"Citation Nr: 1413377: there are no studies that VA is aware of showing harmful health effects for any such secondary or remote herbicide contact that may have occurred."From others:
"An undated Compensation Service Memorandum indicates that there was no presumption of secondary exposure based upon being near or working on aircraft that had flown over Vietnam or handling equipment once used in Vietnam, noting that the aerial spraying of tactical herbicides in Vietnam did not occur everywhere and that it was inaccurate to think that herbicides covered every aircraft and piece of equipment with Vietnam. Additionally, the undated Memorandum notes that the high altitude jet aircraft stationed in Thailand generally flew far above the low and slow flying UC-123 aircraft that sprayed tactical herbicides over Vietnam during Operation Ranch Hand. The Memorandum also reflects a comment that there were no studies showing harmful health effects for any such secondary or remote herbicide contact that may have occurred. "
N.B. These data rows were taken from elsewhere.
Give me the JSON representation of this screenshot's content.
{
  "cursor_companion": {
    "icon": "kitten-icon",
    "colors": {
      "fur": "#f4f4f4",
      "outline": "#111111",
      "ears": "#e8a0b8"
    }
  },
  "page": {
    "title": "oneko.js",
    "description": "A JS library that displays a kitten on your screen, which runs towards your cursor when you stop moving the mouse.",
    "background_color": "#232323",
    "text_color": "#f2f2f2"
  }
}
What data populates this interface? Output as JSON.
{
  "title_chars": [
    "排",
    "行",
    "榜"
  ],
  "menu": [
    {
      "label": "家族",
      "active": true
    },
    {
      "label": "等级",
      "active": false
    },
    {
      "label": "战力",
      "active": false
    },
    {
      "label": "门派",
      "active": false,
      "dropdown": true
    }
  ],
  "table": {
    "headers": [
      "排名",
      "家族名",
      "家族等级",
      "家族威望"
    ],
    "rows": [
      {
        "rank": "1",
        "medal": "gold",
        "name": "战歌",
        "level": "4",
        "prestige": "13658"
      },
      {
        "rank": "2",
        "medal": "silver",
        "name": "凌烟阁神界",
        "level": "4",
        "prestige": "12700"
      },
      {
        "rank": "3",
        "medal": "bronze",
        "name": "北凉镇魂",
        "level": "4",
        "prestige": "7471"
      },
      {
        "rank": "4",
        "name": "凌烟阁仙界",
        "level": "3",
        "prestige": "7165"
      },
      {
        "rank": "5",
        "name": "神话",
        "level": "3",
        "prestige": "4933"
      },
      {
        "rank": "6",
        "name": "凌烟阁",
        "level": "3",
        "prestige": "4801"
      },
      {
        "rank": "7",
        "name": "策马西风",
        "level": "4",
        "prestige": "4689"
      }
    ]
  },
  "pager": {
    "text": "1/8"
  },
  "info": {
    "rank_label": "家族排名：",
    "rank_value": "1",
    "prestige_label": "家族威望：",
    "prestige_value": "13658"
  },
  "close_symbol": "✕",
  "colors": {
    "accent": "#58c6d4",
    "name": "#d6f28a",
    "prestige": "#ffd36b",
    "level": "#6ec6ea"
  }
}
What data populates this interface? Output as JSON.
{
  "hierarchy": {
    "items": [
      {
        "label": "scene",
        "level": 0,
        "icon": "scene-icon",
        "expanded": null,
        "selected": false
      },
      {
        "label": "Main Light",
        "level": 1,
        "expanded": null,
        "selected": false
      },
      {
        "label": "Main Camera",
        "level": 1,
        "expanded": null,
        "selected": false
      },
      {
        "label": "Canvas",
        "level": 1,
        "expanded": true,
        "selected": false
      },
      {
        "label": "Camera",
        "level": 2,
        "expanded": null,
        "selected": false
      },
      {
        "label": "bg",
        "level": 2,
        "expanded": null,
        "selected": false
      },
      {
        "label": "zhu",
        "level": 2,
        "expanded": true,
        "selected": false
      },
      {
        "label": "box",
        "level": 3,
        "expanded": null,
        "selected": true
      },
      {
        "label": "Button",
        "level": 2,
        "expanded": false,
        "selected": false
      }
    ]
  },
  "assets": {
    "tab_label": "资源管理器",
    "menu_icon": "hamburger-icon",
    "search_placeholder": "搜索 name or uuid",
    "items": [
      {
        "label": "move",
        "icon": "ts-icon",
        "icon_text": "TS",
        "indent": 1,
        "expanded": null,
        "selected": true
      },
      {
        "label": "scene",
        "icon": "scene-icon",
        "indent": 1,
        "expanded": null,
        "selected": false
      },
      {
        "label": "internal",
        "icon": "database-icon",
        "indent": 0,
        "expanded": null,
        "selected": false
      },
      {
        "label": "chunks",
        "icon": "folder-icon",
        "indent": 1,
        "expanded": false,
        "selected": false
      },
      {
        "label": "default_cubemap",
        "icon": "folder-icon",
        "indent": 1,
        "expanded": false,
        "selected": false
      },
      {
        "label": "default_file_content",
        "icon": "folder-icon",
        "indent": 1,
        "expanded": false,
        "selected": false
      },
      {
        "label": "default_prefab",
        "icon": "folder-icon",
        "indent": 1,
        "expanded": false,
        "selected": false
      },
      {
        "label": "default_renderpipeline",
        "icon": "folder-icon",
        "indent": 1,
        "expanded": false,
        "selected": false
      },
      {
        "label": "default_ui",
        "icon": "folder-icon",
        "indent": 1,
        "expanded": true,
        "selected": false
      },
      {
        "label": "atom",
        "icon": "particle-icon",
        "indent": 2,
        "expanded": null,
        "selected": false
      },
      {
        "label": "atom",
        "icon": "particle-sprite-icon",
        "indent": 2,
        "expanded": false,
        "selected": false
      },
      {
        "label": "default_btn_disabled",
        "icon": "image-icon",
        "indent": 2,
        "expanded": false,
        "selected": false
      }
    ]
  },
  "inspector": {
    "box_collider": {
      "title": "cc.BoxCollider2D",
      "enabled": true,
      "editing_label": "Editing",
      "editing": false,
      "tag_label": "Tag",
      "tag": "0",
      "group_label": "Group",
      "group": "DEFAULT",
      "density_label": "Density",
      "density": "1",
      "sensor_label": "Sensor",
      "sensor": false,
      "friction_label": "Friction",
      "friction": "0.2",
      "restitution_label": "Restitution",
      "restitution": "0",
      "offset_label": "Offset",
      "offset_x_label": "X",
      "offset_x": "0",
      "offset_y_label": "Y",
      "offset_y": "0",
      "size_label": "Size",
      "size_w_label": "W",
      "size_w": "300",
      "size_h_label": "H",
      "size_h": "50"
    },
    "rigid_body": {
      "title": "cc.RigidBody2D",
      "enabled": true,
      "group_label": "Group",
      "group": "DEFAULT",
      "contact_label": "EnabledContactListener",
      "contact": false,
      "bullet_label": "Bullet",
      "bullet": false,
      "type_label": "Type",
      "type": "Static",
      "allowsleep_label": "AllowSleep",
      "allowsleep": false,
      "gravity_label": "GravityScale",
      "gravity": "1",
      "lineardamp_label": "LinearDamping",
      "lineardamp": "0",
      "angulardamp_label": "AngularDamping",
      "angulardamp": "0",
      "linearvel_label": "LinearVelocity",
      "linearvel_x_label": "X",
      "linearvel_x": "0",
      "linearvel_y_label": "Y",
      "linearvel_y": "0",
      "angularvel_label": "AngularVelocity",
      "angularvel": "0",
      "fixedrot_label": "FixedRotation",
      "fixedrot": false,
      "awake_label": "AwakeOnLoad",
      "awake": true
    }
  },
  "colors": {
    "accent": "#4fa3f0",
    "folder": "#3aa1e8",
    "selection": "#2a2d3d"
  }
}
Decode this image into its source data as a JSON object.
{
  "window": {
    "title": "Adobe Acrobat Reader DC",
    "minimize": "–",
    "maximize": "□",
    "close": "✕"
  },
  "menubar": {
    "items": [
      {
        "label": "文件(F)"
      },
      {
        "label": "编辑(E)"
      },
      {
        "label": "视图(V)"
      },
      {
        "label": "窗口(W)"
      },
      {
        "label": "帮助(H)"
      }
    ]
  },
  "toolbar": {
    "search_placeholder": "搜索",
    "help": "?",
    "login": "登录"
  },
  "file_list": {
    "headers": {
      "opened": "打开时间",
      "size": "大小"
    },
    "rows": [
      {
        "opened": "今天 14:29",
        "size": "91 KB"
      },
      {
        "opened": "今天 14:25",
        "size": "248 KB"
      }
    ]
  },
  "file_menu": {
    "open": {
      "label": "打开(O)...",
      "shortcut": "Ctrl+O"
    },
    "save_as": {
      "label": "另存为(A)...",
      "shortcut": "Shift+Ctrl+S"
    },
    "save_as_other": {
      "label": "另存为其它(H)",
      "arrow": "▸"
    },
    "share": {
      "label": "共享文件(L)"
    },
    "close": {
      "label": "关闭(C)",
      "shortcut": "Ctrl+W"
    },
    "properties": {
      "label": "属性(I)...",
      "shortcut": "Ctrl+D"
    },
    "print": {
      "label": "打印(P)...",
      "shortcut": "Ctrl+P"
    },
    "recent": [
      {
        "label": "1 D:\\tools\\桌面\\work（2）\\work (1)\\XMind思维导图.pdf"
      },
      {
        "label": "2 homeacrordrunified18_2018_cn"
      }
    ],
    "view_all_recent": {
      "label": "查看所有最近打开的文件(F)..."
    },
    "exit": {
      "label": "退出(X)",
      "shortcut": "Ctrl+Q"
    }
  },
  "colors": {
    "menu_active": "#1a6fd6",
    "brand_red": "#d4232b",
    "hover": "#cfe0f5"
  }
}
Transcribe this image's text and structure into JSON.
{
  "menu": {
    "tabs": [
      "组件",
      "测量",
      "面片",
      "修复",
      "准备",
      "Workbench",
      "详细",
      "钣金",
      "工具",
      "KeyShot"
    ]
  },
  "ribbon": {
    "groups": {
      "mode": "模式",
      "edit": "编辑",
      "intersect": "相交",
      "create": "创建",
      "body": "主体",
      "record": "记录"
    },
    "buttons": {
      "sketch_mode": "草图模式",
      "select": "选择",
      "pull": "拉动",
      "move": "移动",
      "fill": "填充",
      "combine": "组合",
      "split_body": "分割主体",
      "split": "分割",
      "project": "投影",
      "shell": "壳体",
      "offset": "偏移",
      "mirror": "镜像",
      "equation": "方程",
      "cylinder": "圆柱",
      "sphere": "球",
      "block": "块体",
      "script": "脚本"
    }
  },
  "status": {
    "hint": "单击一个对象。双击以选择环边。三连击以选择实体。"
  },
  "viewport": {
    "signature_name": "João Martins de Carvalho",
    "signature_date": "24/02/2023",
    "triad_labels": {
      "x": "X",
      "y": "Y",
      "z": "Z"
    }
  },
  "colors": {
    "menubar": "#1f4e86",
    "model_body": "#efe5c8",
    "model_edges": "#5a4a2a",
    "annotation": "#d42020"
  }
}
"Citation Nr: 1337387: note, the Department of Veterans Affairs did address residual Agent Orange exposure concerns by post-Vietnam crews that later flew C-123 aircraft that had previously sprayed Agent Orange. VA's Office of Public Health is noted to have thoroughly reviewed all available scientific information regarding the exposure potential to residual amounts of herbicides on the C-123 aircraft surfaces. It was concluded that the potential exposure for the post-Vietnam crews that flew or maintained the aircraft was extremely low and therefore it was concluded that the risk of long-term health effects was minimal. (See www.publichealth.va.gov/exposures/agentorange.) Otherwise, other than his unsubstantiated allegations, there simply is no evidence that the Veteran was exposed to Agent Orange or other herbicides based on his contact with any military vehicle that may have once been used in Vietnam."Mr. Ridgeway, together with VBA/VHA, has institutionalized the C-123 non-exposure position, citing totally non-existent "scientific" studies on VBA web pages which were policy statements and not scientific studies, and which are contradicted by VA's Federal Register publications and statements by VA leadership. These unscientific positions then become cited by BVA in refusing care to exposed veterans.
Nothing supporting the veterans' claims, although proofs are present in the files of VA's Office of General Counsel, VBA Under Secretary Allison Hickey, and VHA's Dr. Victoria Daveys, is made available to veterans by the VA during claims, appeals or cases before the US Court of Appeals for Veterans Claims. According to FOIA responses from VA, nothing about C-123s even exists, other than its web pages.
It seems to BVA and Mr. Ridgeway's staff that VHA web pages citing non-existent "scientific studies" by Post Deployment Health trump repeated VA Federal Register publications addressing non-Vietnam herbicide exposures.
As the President told the American Legion On August 26, " That's how we will uphold the sacred trust with all who've served in our name."
BVA sees upholding the "sacred trust" much differently than do the veterans before the board.